Top of Record set
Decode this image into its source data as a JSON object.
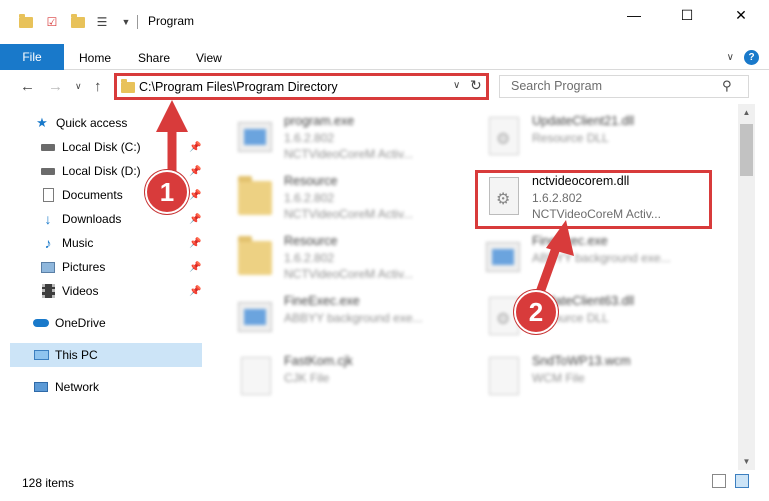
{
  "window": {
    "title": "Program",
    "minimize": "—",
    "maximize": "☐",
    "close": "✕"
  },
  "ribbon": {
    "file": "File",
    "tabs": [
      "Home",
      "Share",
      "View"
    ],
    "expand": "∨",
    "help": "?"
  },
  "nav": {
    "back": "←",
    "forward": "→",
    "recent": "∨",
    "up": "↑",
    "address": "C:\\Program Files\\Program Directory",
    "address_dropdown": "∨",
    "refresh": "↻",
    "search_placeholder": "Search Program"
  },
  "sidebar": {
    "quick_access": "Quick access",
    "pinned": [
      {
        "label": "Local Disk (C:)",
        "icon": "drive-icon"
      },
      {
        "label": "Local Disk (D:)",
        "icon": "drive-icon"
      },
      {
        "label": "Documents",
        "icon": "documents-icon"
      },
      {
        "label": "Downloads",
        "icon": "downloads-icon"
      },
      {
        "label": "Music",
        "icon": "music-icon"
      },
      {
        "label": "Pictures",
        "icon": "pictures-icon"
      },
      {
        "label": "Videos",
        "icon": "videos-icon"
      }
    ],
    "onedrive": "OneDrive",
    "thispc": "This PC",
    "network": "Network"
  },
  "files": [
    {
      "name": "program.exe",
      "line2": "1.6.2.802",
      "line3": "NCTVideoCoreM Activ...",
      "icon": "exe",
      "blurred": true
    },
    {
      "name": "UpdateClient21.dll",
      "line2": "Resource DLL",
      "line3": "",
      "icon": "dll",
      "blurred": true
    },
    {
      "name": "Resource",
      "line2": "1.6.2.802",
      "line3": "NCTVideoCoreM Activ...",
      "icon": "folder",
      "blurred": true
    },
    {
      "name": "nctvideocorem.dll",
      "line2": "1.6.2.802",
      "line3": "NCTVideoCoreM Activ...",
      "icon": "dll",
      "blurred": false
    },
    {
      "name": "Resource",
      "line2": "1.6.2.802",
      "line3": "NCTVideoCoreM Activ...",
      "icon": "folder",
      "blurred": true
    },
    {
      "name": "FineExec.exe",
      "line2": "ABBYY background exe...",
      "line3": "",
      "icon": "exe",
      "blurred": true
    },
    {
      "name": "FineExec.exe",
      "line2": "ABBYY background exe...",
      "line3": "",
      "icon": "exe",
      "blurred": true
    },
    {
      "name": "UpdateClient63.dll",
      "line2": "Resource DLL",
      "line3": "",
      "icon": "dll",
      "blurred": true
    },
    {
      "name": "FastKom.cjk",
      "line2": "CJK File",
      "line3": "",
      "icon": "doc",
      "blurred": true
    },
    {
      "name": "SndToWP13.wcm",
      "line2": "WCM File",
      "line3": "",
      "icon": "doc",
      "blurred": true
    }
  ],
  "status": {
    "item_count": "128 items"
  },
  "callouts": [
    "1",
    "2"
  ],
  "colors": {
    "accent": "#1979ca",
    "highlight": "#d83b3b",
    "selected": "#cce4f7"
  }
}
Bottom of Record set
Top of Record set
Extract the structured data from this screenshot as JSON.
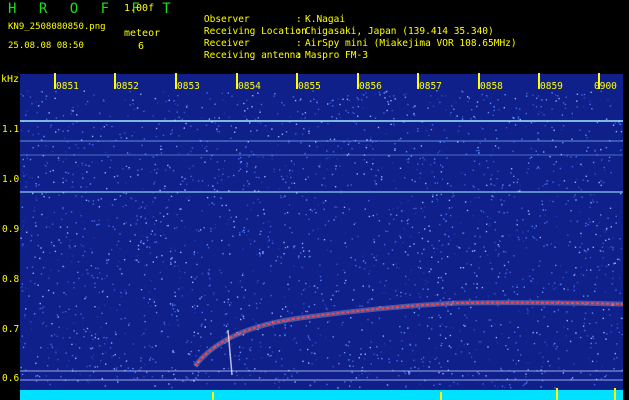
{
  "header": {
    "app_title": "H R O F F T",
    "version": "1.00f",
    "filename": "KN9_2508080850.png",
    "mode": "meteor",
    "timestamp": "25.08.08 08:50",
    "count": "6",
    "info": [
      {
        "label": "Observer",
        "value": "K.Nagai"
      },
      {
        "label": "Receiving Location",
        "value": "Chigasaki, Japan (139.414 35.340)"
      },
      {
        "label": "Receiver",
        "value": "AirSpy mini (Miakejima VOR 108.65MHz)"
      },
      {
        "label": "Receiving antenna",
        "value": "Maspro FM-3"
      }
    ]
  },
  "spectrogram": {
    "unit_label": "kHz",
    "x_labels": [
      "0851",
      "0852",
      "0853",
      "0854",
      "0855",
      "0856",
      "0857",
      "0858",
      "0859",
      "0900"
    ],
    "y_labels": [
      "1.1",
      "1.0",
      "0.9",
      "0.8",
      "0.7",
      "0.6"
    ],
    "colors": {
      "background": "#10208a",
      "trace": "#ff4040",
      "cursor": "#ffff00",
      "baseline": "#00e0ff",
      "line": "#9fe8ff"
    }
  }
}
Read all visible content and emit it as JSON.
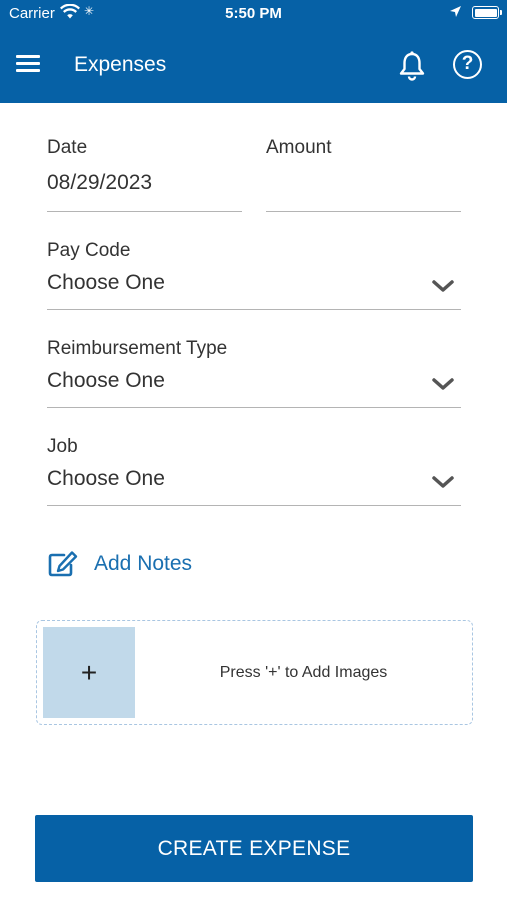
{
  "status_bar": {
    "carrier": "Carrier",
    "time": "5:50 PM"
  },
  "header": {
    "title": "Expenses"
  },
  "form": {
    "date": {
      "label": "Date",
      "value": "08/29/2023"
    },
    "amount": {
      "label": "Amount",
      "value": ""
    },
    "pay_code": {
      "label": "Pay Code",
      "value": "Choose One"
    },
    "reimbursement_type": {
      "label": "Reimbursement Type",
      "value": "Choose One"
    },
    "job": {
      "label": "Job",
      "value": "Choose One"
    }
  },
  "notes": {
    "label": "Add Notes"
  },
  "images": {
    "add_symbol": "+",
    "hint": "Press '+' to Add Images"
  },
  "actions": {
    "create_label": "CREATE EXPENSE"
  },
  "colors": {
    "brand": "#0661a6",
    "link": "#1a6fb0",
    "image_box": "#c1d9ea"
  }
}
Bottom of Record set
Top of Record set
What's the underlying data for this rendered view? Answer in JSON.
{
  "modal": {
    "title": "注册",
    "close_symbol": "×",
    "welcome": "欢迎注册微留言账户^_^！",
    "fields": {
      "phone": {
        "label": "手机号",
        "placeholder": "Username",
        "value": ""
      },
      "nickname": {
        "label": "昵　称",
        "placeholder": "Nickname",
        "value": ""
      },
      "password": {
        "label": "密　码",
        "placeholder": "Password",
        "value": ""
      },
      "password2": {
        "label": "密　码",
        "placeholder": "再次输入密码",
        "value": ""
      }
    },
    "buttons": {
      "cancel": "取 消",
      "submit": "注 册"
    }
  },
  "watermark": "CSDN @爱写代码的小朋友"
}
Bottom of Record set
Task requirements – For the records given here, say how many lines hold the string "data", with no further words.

Output for this exercise – 3